TORONTO, Feb. 17 (UPI) -- Hundreds of Canadian forestry workers were exposed to the toxic defoliant Agent Orange clearing forests in Northern Ontario, the Toronto Star said Thursday.
An investigation by the newspaper showed government records of the carcinogenic chemical's use beginning in the 1950s and continuing through the 1970s.
The chemical gained notoriety when U.S. forces began spraying it from aircraft in Vietnam in 1961 to expose enemy positions in dense jungle. Thousands of U.S. soldiers later began showing various illnesses including cancers, liver and skin disorders and impaired immune, endocrine and reproductive functions, the report said.
In Ontario, provincial records show biplanes were used to spray forests as forestry rangers -- including students -- stood on the ground as human markers for the pilots, the Star said.
The provincial Chief Medical Officer of Health was notified of the Star's findings, although tracking down those who worked with the chemical would be difficult because more than 50 years have passed.

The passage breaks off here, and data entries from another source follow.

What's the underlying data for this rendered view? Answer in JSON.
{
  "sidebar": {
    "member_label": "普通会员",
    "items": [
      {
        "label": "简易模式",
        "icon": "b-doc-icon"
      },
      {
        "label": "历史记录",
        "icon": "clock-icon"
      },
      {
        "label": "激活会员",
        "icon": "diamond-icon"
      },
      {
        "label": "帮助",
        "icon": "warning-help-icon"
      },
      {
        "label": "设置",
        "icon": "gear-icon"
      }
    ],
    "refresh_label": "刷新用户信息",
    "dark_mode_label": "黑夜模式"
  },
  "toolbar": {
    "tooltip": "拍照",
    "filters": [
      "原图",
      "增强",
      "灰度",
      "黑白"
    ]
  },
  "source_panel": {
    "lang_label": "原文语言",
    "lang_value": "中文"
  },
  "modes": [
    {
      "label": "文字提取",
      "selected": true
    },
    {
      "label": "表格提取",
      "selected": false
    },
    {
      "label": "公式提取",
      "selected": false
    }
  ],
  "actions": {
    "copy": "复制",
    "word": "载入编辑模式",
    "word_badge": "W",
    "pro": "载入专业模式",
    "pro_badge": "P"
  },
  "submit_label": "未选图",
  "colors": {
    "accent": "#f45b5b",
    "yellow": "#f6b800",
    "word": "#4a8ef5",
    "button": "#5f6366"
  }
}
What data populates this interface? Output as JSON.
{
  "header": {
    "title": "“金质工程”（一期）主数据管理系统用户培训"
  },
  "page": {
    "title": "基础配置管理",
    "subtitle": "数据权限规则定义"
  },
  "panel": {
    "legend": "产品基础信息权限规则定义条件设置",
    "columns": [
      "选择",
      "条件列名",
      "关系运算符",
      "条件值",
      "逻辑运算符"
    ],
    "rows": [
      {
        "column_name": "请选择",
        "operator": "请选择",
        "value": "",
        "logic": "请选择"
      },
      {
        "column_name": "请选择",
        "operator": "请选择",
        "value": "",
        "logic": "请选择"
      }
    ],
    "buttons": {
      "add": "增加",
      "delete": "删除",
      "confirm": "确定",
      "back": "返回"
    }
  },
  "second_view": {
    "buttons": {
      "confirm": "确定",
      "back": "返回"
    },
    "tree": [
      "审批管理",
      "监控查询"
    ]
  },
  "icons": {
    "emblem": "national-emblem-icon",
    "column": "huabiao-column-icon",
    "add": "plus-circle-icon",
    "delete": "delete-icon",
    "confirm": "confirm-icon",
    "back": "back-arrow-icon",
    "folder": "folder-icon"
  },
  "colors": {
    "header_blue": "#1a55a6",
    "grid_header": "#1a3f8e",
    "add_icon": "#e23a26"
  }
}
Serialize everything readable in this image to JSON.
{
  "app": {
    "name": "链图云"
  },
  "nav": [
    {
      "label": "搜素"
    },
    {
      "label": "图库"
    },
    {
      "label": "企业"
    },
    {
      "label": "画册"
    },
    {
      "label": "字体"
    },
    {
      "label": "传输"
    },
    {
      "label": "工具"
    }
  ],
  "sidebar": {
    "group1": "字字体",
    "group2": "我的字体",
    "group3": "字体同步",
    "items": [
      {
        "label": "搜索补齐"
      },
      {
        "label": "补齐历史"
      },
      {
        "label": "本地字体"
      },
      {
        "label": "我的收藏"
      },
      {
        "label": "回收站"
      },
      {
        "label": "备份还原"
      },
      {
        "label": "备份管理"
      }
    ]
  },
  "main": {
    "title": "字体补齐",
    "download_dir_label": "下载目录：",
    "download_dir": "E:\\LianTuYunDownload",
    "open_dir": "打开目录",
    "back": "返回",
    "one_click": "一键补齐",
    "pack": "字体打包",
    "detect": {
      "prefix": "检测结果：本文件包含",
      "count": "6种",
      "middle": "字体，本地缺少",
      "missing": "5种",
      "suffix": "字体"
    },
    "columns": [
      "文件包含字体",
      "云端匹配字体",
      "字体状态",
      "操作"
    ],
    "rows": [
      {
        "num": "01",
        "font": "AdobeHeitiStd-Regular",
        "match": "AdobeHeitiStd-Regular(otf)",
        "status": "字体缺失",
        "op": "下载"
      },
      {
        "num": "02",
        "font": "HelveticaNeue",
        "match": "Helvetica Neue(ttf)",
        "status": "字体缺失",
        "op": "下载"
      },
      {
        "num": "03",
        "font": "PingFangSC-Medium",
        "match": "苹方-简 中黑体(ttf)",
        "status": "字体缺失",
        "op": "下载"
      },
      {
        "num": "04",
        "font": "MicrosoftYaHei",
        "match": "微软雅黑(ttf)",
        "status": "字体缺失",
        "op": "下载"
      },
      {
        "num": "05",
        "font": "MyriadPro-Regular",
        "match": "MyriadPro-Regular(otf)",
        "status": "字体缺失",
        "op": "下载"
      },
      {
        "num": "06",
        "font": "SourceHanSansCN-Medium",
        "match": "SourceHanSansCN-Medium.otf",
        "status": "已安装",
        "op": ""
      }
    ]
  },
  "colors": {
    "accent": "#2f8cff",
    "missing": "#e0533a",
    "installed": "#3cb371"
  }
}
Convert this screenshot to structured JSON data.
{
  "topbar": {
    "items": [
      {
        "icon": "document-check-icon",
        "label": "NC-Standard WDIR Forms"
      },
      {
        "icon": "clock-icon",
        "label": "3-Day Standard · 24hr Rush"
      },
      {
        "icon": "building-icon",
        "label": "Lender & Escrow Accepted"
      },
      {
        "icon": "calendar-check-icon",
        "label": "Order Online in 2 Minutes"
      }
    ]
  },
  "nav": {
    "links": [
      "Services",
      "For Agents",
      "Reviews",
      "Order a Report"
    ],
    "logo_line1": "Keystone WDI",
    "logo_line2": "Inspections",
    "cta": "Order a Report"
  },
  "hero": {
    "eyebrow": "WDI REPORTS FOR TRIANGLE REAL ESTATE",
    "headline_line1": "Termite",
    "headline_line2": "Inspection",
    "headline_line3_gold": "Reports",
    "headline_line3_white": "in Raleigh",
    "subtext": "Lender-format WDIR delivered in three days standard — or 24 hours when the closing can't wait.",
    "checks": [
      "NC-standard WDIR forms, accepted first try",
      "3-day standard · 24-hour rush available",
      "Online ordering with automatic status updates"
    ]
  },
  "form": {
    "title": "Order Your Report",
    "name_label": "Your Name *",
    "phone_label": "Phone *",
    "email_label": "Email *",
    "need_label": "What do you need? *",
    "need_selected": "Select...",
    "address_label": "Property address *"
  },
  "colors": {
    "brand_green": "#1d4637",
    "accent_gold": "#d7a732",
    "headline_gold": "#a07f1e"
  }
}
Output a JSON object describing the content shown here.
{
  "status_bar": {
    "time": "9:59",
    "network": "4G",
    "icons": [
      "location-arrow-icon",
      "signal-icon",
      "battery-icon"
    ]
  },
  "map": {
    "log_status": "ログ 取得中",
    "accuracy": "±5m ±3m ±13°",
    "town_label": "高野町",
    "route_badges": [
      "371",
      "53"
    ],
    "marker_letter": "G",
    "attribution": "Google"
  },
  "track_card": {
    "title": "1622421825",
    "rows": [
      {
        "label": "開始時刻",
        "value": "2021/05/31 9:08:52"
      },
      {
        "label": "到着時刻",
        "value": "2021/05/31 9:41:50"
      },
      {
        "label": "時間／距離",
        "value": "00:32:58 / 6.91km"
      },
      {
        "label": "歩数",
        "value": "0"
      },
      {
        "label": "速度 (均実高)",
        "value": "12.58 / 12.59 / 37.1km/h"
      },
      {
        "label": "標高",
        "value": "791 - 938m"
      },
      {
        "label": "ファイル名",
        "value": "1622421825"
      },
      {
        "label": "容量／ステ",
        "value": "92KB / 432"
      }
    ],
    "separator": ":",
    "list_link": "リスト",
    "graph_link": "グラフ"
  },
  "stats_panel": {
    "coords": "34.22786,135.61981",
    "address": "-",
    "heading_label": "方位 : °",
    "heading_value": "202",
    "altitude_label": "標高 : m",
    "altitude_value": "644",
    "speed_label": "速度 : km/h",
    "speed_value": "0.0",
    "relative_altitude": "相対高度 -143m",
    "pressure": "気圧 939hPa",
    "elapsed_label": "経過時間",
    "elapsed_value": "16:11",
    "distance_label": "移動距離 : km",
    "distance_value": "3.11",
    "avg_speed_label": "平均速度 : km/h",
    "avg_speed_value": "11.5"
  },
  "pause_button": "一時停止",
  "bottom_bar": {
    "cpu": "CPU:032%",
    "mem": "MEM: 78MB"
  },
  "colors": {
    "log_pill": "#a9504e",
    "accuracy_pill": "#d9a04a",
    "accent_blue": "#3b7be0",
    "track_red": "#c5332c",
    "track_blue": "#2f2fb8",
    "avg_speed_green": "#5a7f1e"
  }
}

Meanwhile, the Canadian government has paid compensation to 3,137 citizens who were exposed to Agent Orange in 1966 and 1967 when the U.S. military used a Canadian military base in Gagetown, New Brunswick, as a testing ground for the chemical.